# The input:
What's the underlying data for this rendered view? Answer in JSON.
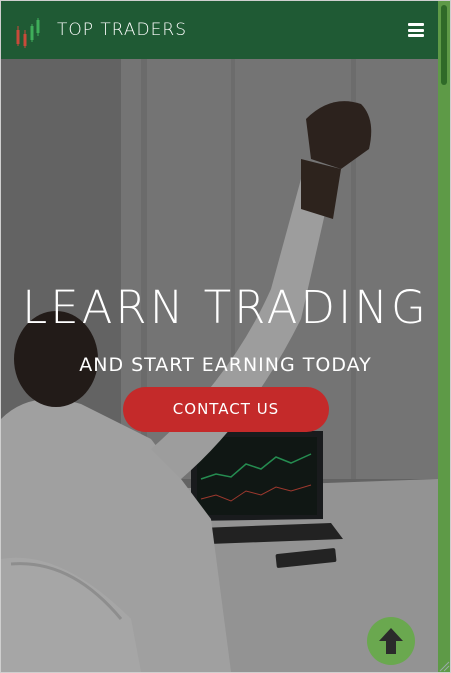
{
  "header": {
    "brand": "TOP TRADERS",
    "logo_icon": "candlestick-chart-icon",
    "menu_icon": "hamburger-menu-icon",
    "background_color": "#1f5a34"
  },
  "hero": {
    "title": "LEARN TRADING",
    "subtitle": "AND START EARNING TODAY",
    "cta_label": "CONTACT US",
    "cta_color": "#c42a2a"
  },
  "back_to_top": {
    "icon": "arrow-up-icon",
    "color": "#6aa84f"
  },
  "scrollbar": {
    "color": "#5e9a47",
    "thumb_color": "#2f6a28"
  }
}
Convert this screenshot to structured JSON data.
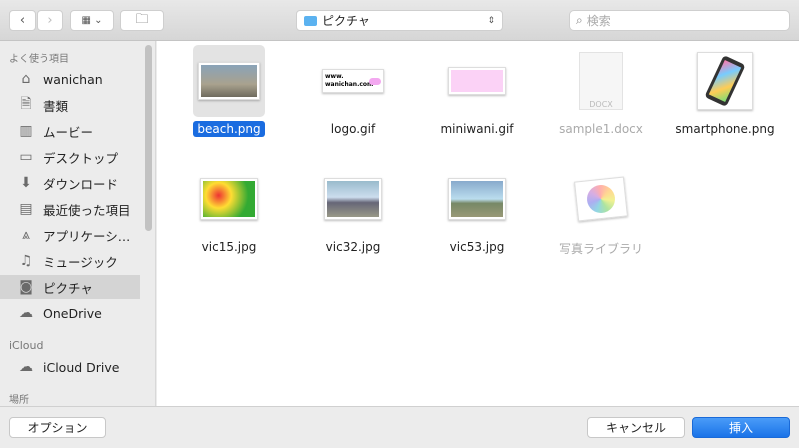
{
  "toolbar": {
    "location": "ピクチャ",
    "search_placeholder": "検索"
  },
  "sidebar": {
    "favorites_header": "よく使う項目",
    "items": [
      {
        "label": "wanichan",
        "icon": "home-icon"
      },
      {
        "label": "書類",
        "icon": "documents-icon"
      },
      {
        "label": "ムービー",
        "icon": "film-icon"
      },
      {
        "label": "デスクトップ",
        "icon": "desktop-icon"
      },
      {
        "label": "ダウンロード",
        "icon": "download-icon"
      },
      {
        "label": "最近使った項目",
        "icon": "recents-icon"
      },
      {
        "label": "アプリケーシ…",
        "icon": "applications-icon"
      },
      {
        "label": "ミュージック",
        "icon": "music-icon"
      },
      {
        "label": "ピクチャ",
        "icon": "camera-icon",
        "selected": true
      },
      {
        "label": "OneDrive",
        "icon": "cloud-icon"
      }
    ],
    "icloud_header": "iCloud",
    "icloud_item": "iCloud Drive",
    "places_header": "場所"
  },
  "files": [
    {
      "name": "beach.png",
      "selected": true
    },
    {
      "name": "logo.gif"
    },
    {
      "name": "miniwani.gif"
    },
    {
      "name": "sample1.docx",
      "disabled": true
    },
    {
      "name": "smartphone.png"
    },
    {
      "name": "vic15.jpg"
    },
    {
      "name": "vic32.jpg"
    },
    {
      "name": "vic53.jpg"
    },
    {
      "name": "写真ライブラリ",
      "disabled": true
    }
  ],
  "logo_text": "www. wanichan.com",
  "buttons": {
    "options": "オプション",
    "cancel": "キャンセル",
    "insert": "挿入"
  },
  "colors": {
    "accent": "#1a6ce0"
  }
}
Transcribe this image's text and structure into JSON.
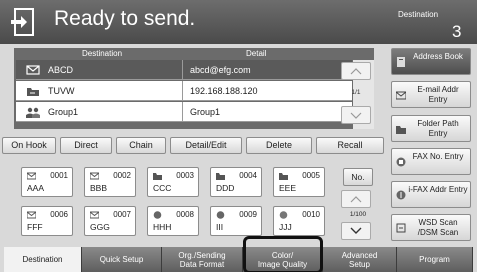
{
  "header": {
    "title": "Ready to send.",
    "destination_label": "Destination",
    "destination_count": "3"
  },
  "table": {
    "col_destination": "Destination",
    "col_detail": "Detail",
    "rows": [
      {
        "name": "ABCD",
        "detail": "abcd@efg.com",
        "icon": "email-icon"
      },
      {
        "name": "TUVW",
        "detail": "192.168.188.120",
        "icon": "folder-icon"
      },
      {
        "name": "Group1",
        "detail": "Group1",
        "icon": "group-icon"
      }
    ],
    "page": "1/1"
  },
  "actions": {
    "on_hook": "On Hook",
    "direct": "Direct",
    "chain": "Chain",
    "detail_edit": "Detail/Edit",
    "delete": "Delete",
    "recall": "Recall"
  },
  "side_buttons": {
    "address_book": "Address Book",
    "email_entry": "E-mail Addr Entry",
    "folder_entry": "Folder Path Entry",
    "fax_entry": "FAX No. Entry",
    "ifax_entry": "i-FAX Addr Entry",
    "wsd_scan": "WSD Scan /DSM Scan"
  },
  "one_touch": {
    "keys": [
      {
        "num": "0001",
        "name": "AAA"
      },
      {
        "num": "0002",
        "name": "BBB"
      },
      {
        "num": "0003",
        "name": "CCC"
      },
      {
        "num": "0004",
        "name": "DDD"
      },
      {
        "num": "0005",
        "name": "EEE"
      },
      {
        "num": "0006",
        "name": "FFF"
      },
      {
        "num": "0007",
        "name": "GGG"
      },
      {
        "num": "0008",
        "name": "HHH"
      },
      {
        "num": "0009",
        "name": "III"
      },
      {
        "num": "0010",
        "name": "JJJ"
      }
    ],
    "no_label": "No.",
    "page": "1/100"
  },
  "tabs": {
    "destination": "Destination",
    "quick_setup": "Quick Setup",
    "org_line1": "Org./Sending",
    "org_line2": "Data Format",
    "color_line1": "Color/",
    "color_line2": "Image Quality",
    "advanced_line1": "Advanced",
    "advanced_line2": "Setup",
    "program": "Program"
  }
}
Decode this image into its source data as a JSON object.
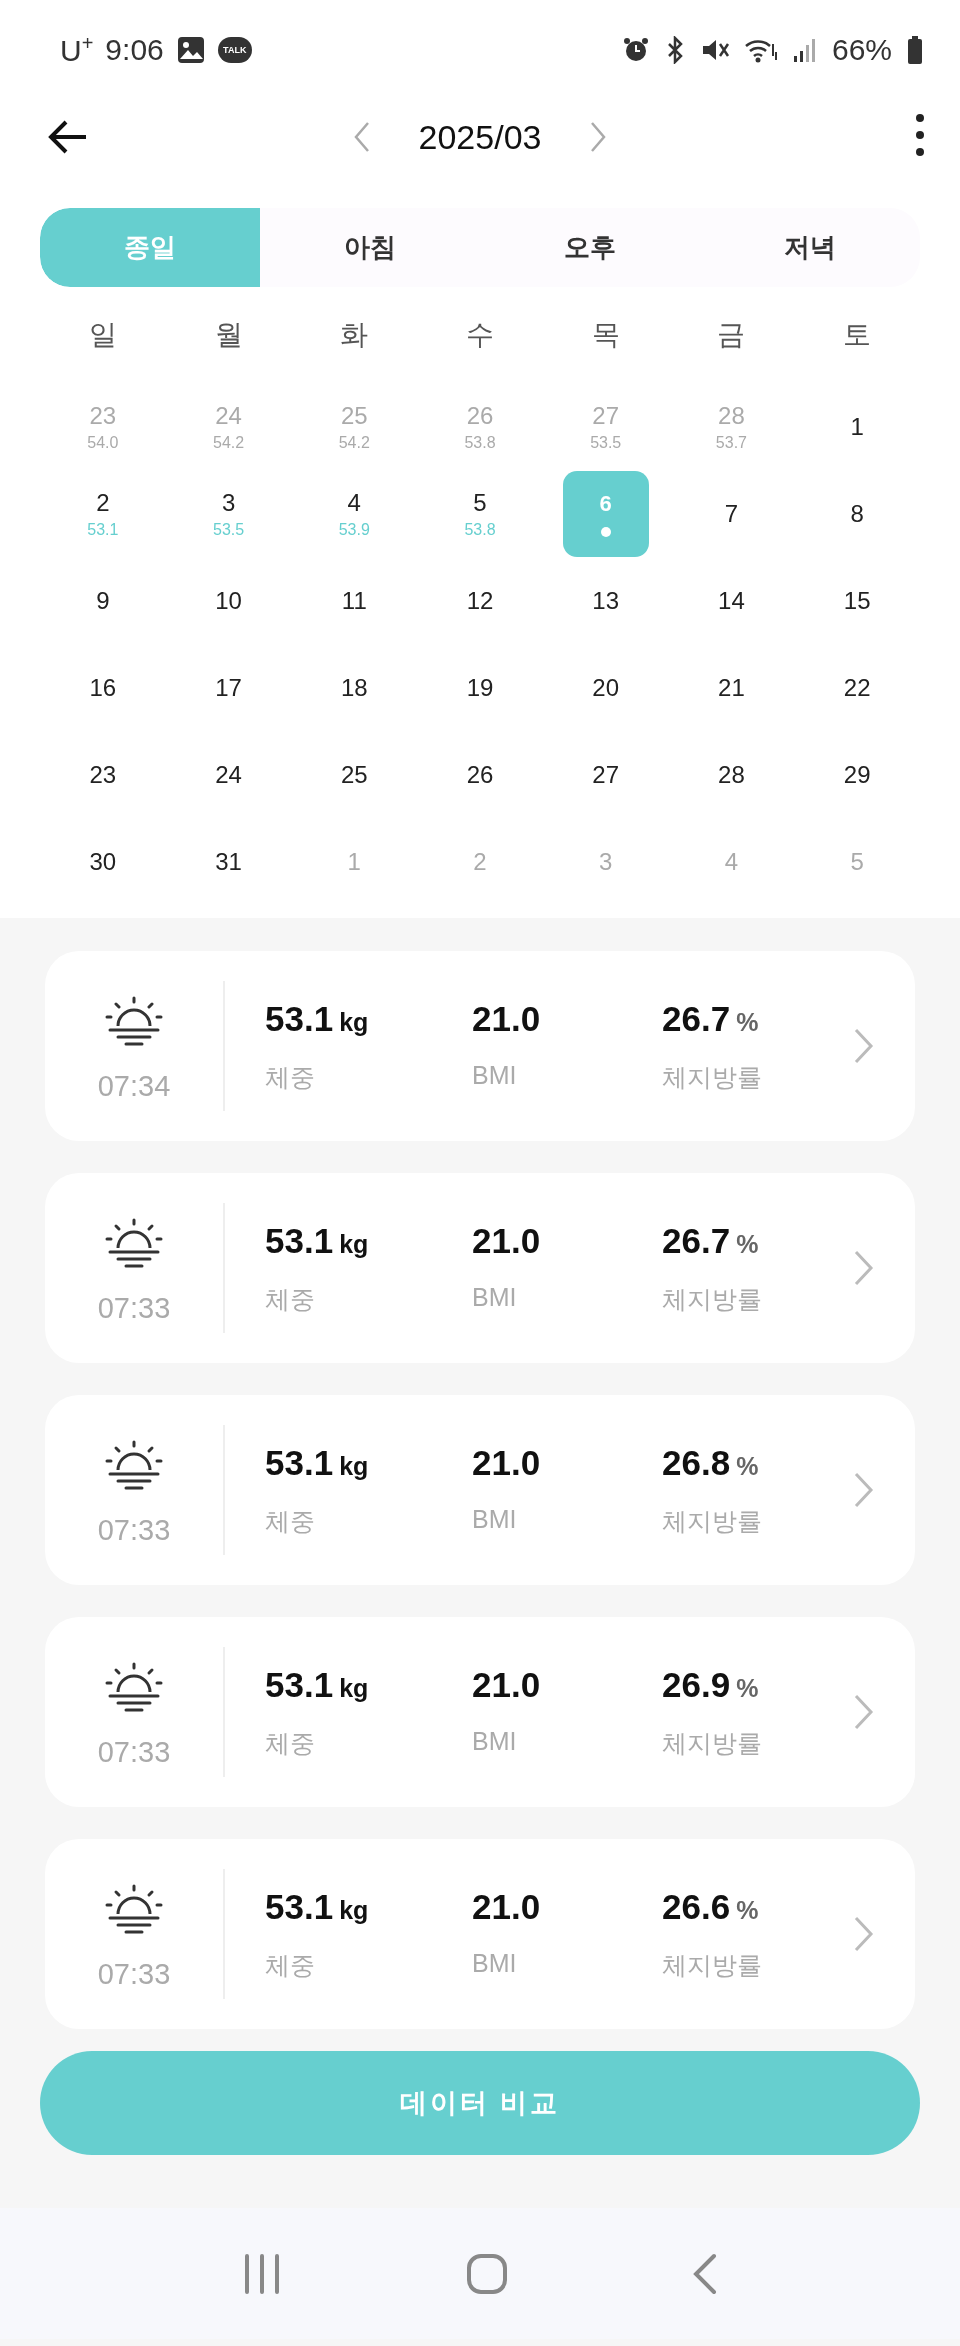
{
  "status_bar": {
    "carrier": "U$^{+}$",
    "time": "9:06",
    "chat_badge": "TALK",
    "battery": "66%"
  },
  "header": {
    "month": "2025/03"
  },
  "tabs": [
    {
      "label": "종일",
      "selected": true
    },
    {
      "label": "아침",
      "selected": false
    },
    {
      "label": "오후",
      "selected": false
    },
    {
      "label": "저녁",
      "selected": false
    }
  ],
  "calendar": {
    "weekdays": [
      "일",
      "월",
      "화",
      "수",
      "목",
      "금",
      "토"
    ],
    "days": [
      {
        "day": "23",
        "weight": "54.0",
        "kind": "prev",
        "selected": false
      },
      {
        "day": "24",
        "weight": "54.2",
        "kind": "prev",
        "selected": false
      },
      {
        "day": "25",
        "weight": "54.2",
        "kind": "prev",
        "selected": false
      },
      {
        "day": "26",
        "weight": "53.8",
        "kind": "prev",
        "selected": false
      },
      {
        "day": "27",
        "weight": "53.5",
        "kind": "prev",
        "selected": false
      },
      {
        "day": "28",
        "weight": "53.7",
        "kind": "prev",
        "selected": false
      },
      {
        "day": "1",
        "kind": "current",
        "selected": false
      },
      {
        "day": "2",
        "weight": "53.1",
        "kind": "current",
        "selected": false
      },
      {
        "day": "3",
        "weight": "53.5",
        "kind": "current",
        "selected": false
      },
      {
        "day": "4",
        "weight": "53.9",
        "kind": "current",
        "selected": false
      },
      {
        "day": "5",
        "weight": "53.8",
        "kind": "current",
        "selected": false
      },
      {
        "day": "6",
        "kind": "current",
        "selected": true
      },
      {
        "day": "7",
        "kind": "current",
        "selected": false
      },
      {
        "day": "8",
        "kind": "current",
        "selected": false
      },
      {
        "day": "9",
        "kind": "current",
        "selected": false
      },
      {
        "day": "10",
        "kind": "current",
        "selected": false
      },
      {
        "day": "11",
        "kind": "current",
        "selected": false
      },
      {
        "day": "12",
        "kind": "current",
        "selected": false
      },
      {
        "day": "13",
        "kind": "current",
        "selected": false
      },
      {
        "day": "14",
        "kind": "current",
        "selected": false
      },
      {
        "day": "15",
        "kind": "current",
        "selected": false
      },
      {
        "day": "16",
        "kind": "current",
        "selected": false
      },
      {
        "day": "17",
        "kind": "current",
        "selected": false
      },
      {
        "day": "18",
        "kind": "current",
        "selected": false
      },
      {
        "day": "19",
        "kind": "current",
        "selected": false
      },
      {
        "day": "20",
        "kind": "current",
        "selected": false
      },
      {
        "day": "21",
        "kind": "current",
        "selected": false
      },
      {
        "day": "22",
        "kind": "current",
        "selected": false
      },
      {
        "day": "23",
        "kind": "current",
        "selected": false
      },
      {
        "day": "24",
        "kind": "current",
        "selected": false
      },
      {
        "day": "25",
        "kind": "current",
        "selected": false
      },
      {
        "day": "26",
        "kind": "current",
        "selected": false
      },
      {
        "day": "27",
        "kind": "current",
        "selected": false
      },
      {
        "day": "28",
        "kind": "current",
        "selected": false
      },
      {
        "day": "29",
        "kind": "current",
        "selected": false
      },
      {
        "day": "30",
        "kind": "current",
        "selected": false
      },
      {
        "day": "31",
        "kind": "current",
        "selected": false
      },
      {
        "day": "1",
        "kind": "next",
        "selected": false
      },
      {
        "day": "2",
        "kind": "next",
        "selected": false
      },
      {
        "day": "3",
        "kind": "next",
        "selected": false
      },
      {
        "day": "4",
        "kind": "next",
        "selected": false
      },
      {
        "day": "5",
        "kind": "next",
        "selected": false
      }
    ]
  },
  "records": [
    {
      "time": "07:34",
      "weight": "53.1",
      "weight_unit": "kg",
      "weight_label": "체중",
      "bmi": "21.0",
      "bmi_label": "BMI",
      "fat": "26.7",
      "fat_unit": "%",
      "fat_label": "체지방률"
    },
    {
      "time": "07:33",
      "weight": "53.1",
      "weight_unit": "kg",
      "weight_label": "체중",
      "bmi": "21.0",
      "bmi_label": "BMI",
      "fat": "26.7",
      "fat_unit": "%",
      "fat_label": "체지방률"
    },
    {
      "time": "07:33",
      "weight": "53.1",
      "weight_unit": "kg",
      "weight_label": "체중",
      "bmi": "21.0",
      "bmi_label": "BMI",
      "fat": "26.8",
      "fat_unit": "%",
      "fat_label": "체지방률"
    },
    {
      "time": "07:33",
      "weight": "53.1",
      "weight_unit": "kg",
      "weight_label": "체중",
      "bmi": "21.0",
      "bmi_label": "BMI",
      "fat": "26.9",
      "fat_unit": "%",
      "fat_label": "체지방률"
    },
    {
      "time": "07:33",
      "weight": "53.1",
      "weight_unit": "kg",
      "weight_label": "체중",
      "bmi": "21.0",
      "bmi_label": "BMI",
      "fat": "26.6",
      "fat_unit": "%",
      "fat_label": "체지방률"
    }
  ],
  "compare_button": "데이터 비교"
}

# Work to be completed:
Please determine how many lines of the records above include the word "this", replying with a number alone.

# Solution below:
4